DFO, in an e-mail to CBC, said it is difficult knowing how much has been caught because some fishermen, including ones in P.E.I., do not directly report their landings through either dockside monitoring or log sheets.

DFO said it based the closure on monitored and logged landings in other areas of Atlantic Canada and Quebec. 

Slim chance fishery could reopen

Fisheries and Oceans Canada said there is a slim chance the inshore fishery could reopen if the offshore fishery doesn't catch all it's allowed, but White said he knows of a number of fishermen who have already pulled their boats.

The P.E.I. Fishermen's Association says it's crucial DFO and fishermen work out an accurate and timely way to report catch for next year's mackerel season.
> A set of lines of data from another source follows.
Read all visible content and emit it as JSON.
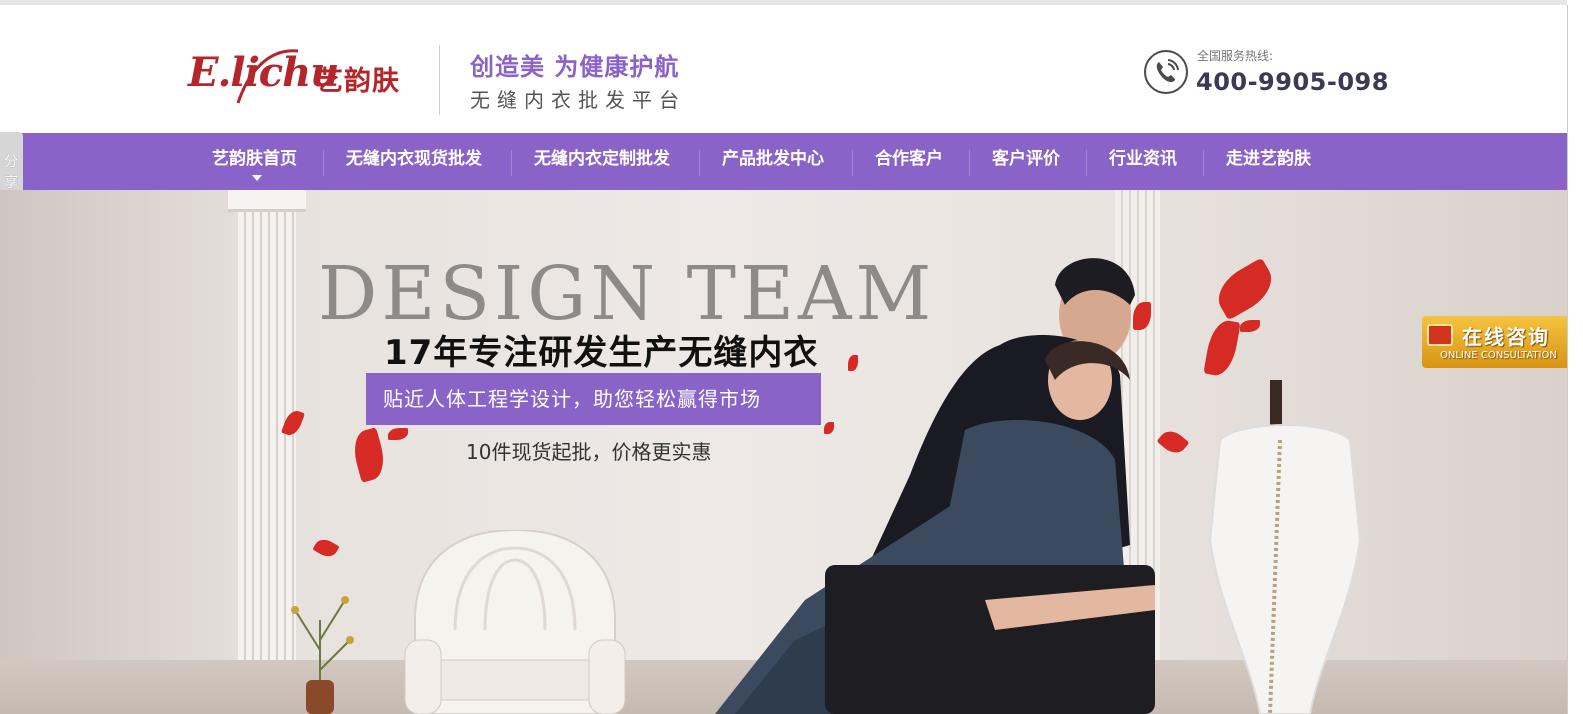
{
  "brand": {
    "logo_script": "E.lichu",
    "logo_cn": "艺韵肤",
    "slogan_main": "创造美 为健康护航",
    "slogan_sub": "无缝内衣批发平台"
  },
  "hotline": {
    "label": "全国服务热线:",
    "number": "400-9905-098",
    "icon": "phone-icon"
  },
  "nav": {
    "items": [
      {
        "label": "艺韵肤首页",
        "active": true
      },
      {
        "label": "无缝内衣现货批发"
      },
      {
        "label": "无缝内衣定制批发"
      },
      {
        "label": "产品批发中心"
      },
      {
        "label": "合作客户"
      },
      {
        "label": "客户评价"
      },
      {
        "label": "行业资讯"
      },
      {
        "label": "走进艺韵肤"
      }
    ]
  },
  "share": {
    "label_line1": "分",
    "label_line2": "享"
  },
  "banner": {
    "en_title": "DESIGN TEAM",
    "title": "17年专注研发生产无缝内衣",
    "highlight": "贴近人体工程学设计，助您轻松赢得市场",
    "subtitle": "10件现货起批，价格更实惠"
  },
  "online_consult": {
    "label": "在线咨询",
    "sub_label": "ONLINE CONSULTATION"
  },
  "colors": {
    "brand_red": "#b5262b",
    "accent_purple": "#8a63c8",
    "consult_gold": "#e0a020"
  }
}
"It would be nice to get it reopened if there's room in the fishery. I mean this is all about conservation too right. We gotta make sure we have the fish for the future, and we can't catch them all in one day and expect it to be there tomorrow," he said. 

Quotas were lowered a number of years ago in order to take pressure off dwindling stocks, and maybe this is evidence that is working. 

In its email, DFO said "While signs this year of significant catches in some areas are positive, we need to ensure harvesting decisions do not impede this stocks rebuilding." 

DFO said a stock assessment for Atlantic mackerel will be done this winter which should confirm if the stocks are rebuilding. 

Figure out accurate way to report catch

White said he knows one thing for sure. He wants DFO and the fishermen to work together this winter on finding a way to accurately report catch information in a timely way, to take any guesswork out of the fishery in the future.

He said, last year, P.E.I. fishermen suggested submitting self-reported logs on a daily or weekly basis, but White said DFO has been pushing for dockside monitors to call in each day's catch.

White said that is a challenge with more than 1,200 boats in the fishery and most of them arriving at their wharf at the same time each day, where there is usually only one monitor.